Cancer research can be a very slow, cumbersome and expensive process, but until someone comes up with a better idea or discovers a miracle curative plant in the Amazon jungle, this is the way it has to work.
I've been involved in fundraising with cancer causes for 24 years. My first wife's long battle with ovarian cancer, which began in 1994, inspired me to donate my magic shows to kids in cancer camps. Many of us have walked or run a 10K race for cancer or donated directly to a cancer charity that resonates with us.
Cancer needs a cure (or "cures" since more than 200 versions of the disease have been identified) and a cure needs research.
And cancer research can be a very slow, cumbersome and expensive process, but until someone comes up with a better idea or discovers a miracle curative plant in the Amazon jungle, this is the way it has to work.
We need to keep feeding the funding machine, whether it's as individuals or corporate sponsors, until the work is done.
But fundraising of any kind is not without controversy. Money has a way of creating its own set of questions and pitfalls and fortunately, there are lots of people who are interested in where their money goes and in keeping an eye on it for the rest of us.
There has always been debate about how our dollars given to charities are actually spent, and rightfully so. "Administration costs" have been known to consume surprising amounts of what charitable organizations actually give to cancer research, so it's good to ask questions when you open your pocket book.
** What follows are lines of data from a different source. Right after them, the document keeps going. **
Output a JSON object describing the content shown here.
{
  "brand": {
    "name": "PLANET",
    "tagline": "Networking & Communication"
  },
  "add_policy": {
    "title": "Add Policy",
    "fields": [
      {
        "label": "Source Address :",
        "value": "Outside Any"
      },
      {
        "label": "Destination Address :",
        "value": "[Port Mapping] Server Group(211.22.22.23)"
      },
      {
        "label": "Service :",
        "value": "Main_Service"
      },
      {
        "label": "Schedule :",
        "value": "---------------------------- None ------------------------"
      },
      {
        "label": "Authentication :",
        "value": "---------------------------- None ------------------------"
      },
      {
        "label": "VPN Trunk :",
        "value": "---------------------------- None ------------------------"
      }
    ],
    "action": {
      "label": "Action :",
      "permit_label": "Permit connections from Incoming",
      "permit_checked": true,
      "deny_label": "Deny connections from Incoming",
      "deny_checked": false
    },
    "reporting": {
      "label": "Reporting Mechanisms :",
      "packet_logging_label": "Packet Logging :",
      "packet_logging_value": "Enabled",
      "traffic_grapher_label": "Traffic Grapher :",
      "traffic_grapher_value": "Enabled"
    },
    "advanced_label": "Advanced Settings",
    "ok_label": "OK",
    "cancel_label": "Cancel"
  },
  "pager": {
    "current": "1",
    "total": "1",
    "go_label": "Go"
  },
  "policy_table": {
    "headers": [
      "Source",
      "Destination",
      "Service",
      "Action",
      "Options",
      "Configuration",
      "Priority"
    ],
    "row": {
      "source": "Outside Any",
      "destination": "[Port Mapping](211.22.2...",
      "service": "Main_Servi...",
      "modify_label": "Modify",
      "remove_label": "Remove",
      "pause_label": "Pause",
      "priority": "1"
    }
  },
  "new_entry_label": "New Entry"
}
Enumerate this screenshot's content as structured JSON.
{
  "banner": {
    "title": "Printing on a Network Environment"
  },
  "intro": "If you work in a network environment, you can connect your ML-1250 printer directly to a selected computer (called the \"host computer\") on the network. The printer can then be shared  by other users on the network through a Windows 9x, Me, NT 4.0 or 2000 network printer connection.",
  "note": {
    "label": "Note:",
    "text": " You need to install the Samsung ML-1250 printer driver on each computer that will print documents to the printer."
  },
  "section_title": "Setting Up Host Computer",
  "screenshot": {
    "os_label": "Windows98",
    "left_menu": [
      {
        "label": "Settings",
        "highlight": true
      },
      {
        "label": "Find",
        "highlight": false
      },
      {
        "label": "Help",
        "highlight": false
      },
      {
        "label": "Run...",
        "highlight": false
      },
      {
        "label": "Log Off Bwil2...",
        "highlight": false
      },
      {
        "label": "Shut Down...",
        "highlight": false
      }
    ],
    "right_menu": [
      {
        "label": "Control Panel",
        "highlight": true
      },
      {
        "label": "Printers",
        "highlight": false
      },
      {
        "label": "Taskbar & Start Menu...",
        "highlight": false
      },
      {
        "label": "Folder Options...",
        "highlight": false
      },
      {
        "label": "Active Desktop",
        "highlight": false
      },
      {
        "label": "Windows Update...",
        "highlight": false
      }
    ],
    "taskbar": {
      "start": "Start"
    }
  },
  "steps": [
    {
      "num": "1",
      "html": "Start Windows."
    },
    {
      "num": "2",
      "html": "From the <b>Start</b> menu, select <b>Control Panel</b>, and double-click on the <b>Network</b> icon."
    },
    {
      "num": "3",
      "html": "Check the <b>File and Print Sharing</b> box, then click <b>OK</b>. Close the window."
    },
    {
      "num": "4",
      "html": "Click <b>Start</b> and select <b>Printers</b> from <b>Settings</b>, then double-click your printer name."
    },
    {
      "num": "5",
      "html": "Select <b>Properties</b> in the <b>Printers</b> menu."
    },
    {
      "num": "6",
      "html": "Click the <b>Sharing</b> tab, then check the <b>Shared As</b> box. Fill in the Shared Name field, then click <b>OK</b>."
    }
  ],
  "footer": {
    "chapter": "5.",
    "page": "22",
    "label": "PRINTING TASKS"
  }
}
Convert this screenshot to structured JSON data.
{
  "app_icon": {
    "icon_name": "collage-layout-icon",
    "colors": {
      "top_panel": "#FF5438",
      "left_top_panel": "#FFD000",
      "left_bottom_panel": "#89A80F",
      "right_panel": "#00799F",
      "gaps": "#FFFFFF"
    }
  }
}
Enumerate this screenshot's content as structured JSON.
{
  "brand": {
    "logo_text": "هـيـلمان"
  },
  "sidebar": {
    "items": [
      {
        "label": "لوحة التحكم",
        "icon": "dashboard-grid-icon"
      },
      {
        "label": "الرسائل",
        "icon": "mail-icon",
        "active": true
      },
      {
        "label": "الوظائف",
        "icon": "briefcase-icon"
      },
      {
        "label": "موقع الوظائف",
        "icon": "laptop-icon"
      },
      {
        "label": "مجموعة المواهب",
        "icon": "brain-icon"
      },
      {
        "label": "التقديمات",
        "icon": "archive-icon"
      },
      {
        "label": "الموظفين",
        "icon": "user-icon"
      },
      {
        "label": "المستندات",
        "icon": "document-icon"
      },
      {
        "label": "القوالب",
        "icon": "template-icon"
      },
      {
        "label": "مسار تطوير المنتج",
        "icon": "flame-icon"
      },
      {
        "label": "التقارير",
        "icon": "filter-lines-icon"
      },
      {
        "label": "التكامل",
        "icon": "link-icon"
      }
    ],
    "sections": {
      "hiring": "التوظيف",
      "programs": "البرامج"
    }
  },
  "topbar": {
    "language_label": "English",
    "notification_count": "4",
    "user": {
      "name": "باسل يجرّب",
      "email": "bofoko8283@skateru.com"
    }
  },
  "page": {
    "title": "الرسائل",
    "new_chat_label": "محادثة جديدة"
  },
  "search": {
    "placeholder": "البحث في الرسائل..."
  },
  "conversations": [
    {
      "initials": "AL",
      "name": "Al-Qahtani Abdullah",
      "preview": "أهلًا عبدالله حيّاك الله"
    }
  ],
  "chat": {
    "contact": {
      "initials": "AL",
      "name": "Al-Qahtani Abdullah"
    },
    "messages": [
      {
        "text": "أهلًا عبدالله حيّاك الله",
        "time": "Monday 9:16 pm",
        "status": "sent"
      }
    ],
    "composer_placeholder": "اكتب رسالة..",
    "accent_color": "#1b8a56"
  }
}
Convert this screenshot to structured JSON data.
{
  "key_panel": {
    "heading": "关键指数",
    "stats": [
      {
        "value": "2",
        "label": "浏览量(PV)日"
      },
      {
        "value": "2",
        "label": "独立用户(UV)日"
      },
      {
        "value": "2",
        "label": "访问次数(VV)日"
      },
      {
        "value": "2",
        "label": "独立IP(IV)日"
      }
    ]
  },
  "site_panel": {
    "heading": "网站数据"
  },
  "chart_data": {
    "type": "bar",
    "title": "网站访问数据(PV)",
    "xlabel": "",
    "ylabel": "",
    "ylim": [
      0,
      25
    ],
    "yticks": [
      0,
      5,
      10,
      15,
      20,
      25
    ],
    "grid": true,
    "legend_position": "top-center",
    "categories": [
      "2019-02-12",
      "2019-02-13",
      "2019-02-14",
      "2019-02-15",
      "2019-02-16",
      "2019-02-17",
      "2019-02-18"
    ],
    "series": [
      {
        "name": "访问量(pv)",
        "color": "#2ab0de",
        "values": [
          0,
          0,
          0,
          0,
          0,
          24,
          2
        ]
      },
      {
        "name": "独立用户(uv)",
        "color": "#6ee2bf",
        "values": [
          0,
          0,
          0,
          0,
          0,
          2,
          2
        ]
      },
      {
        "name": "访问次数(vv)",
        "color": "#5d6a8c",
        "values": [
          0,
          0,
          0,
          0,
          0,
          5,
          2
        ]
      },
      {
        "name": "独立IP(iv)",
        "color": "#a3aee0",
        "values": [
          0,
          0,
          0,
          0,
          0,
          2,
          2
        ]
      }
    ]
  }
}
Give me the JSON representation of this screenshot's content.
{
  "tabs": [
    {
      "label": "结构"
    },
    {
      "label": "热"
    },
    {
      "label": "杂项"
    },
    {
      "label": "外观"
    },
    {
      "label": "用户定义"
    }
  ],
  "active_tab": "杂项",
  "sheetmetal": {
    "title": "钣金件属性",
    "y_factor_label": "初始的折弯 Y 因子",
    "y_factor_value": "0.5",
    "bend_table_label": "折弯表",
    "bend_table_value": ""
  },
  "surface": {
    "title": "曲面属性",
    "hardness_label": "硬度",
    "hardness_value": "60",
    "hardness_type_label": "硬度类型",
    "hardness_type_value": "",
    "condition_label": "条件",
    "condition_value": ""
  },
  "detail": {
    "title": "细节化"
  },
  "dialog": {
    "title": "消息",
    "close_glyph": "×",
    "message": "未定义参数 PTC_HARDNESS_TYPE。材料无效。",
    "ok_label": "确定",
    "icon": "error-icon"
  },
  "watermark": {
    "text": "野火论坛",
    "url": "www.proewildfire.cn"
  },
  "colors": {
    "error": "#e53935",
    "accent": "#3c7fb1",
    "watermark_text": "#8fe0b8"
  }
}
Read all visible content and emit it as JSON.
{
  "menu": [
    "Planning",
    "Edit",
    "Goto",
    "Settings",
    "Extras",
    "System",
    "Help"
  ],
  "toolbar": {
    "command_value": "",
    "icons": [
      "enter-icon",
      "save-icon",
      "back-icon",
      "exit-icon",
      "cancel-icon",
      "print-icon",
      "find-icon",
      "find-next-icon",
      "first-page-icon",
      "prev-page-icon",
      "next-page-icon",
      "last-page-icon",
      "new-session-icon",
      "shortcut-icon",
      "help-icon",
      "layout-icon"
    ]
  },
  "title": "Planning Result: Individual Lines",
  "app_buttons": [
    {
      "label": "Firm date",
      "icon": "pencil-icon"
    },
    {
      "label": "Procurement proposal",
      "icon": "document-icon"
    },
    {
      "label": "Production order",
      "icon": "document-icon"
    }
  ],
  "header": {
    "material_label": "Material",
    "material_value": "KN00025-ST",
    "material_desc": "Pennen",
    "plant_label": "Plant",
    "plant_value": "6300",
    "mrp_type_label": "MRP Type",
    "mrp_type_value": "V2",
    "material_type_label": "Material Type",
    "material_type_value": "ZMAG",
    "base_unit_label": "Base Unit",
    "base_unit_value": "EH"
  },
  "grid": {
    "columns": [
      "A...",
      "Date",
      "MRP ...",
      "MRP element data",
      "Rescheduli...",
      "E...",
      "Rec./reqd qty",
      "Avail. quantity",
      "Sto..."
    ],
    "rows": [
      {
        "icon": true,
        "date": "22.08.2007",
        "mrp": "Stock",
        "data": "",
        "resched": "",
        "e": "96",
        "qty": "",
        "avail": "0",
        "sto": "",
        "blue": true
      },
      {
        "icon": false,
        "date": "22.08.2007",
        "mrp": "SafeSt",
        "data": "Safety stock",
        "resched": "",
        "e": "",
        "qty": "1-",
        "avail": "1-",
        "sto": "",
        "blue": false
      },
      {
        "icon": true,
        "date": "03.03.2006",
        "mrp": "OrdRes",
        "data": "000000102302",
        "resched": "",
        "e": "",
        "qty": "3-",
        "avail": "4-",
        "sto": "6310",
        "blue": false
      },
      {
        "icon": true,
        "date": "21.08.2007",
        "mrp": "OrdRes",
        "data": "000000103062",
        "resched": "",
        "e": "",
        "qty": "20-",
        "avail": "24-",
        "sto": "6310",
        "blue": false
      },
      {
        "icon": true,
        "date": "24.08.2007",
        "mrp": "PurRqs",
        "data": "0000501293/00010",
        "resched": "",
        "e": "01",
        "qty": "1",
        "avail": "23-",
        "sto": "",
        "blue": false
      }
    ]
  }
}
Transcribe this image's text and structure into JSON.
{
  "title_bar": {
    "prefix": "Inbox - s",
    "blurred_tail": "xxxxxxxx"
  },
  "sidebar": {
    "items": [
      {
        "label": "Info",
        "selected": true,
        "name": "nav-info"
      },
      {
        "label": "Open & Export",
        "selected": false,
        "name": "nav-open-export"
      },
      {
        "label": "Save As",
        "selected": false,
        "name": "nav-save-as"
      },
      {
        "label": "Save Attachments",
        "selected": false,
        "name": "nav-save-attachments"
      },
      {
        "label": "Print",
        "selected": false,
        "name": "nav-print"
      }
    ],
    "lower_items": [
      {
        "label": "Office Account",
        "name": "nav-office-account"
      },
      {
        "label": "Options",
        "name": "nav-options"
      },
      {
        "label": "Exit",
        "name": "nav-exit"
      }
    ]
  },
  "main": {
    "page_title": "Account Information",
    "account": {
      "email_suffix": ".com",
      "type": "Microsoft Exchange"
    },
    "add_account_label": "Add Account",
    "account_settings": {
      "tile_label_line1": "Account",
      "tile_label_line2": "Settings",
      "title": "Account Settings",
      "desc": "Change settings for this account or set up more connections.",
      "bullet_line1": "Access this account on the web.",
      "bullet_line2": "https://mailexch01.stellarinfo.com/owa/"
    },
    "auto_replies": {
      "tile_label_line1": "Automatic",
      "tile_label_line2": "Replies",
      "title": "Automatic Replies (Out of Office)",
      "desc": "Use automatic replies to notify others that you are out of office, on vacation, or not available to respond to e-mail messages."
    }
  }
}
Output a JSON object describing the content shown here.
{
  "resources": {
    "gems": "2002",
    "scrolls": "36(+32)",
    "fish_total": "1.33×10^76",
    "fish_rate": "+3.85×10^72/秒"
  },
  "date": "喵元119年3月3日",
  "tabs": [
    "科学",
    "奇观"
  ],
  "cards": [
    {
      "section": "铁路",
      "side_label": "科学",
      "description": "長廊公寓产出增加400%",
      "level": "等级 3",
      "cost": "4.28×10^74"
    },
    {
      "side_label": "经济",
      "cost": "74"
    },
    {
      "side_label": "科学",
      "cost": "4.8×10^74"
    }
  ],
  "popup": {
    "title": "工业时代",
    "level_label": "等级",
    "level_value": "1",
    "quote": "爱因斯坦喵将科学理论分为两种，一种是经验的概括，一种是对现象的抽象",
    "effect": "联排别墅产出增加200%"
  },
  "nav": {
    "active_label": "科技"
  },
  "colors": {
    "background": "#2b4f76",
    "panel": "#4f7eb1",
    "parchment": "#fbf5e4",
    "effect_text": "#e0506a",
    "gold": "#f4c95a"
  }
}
The American Cancer Society is one of the largest cancer fundraising organizations. In their expenses statement from 2015, they reported spending 25 percent of the money raised on administrative costs and fundraising expenses. In 2016, the Susan G. Komen organization spent about 22 percent of money donated on administrative costs and expenses. The point here of course is that more often than not, it takes money to make money.
But we can contribute in so many other ways besides giving money. Volunteering at a local hospital or hospice or a resale store that gives a portion of profits to cancer research is a great way to help. Writing articles and blogging, driving a survivor to doctor's appointments, sending cards and good wishes to cancer patients — the list is endless.
I never dreamed that I would one day be on the receiving end of cancer fundraising, but I've discovered my own best way to be of service to our cancer community that reflects my work, my passion and my kind of cancer.
I'm writing a full-length stage musical to bring the story of male breast cancer into mainstream conversation. This is no simple task, and certainly one that requires a lot of support to pull it off. I'm speaking of professional sound studios and singers to create the demo songs, stories from fellow male breast cancer survivors who are willing to contribute content and of course, dollars to pay for it. The real expenses will come later, involving set design, casting, touring arrangements and a host of other production costs.
So how does one convey the promise of a cancer project, the probability that it can change lives and the likelihood of success, to people you've never met?
How do we convey the integrity and honesty of a cancer objective to a public who has been "pinked" to pieces and is understandably suspicious of anything that hints of being unconventional? And what about an orphan disease like male breast cancer that doesn't get much press?
These are good questions which might give one a reason to retreat in terror from such a daunting proposal. But this cancer work is a cause that will not let us fade in our resolve. After all, every one of us, by virtue of the fact we have cancer, are driving research forward with our very presence.
And so, I push ahead with my small but hopefully significant part in awareness raising in the best way I know how.
We are all part of a gigantic "clinical trial" in our efforts to survive. Every procedure we endure, every office visit we schedule and every day we remain alive contributes to the universal knowledge bank of cancer awareness, prevention, detection and perhaps, one day, even eradication.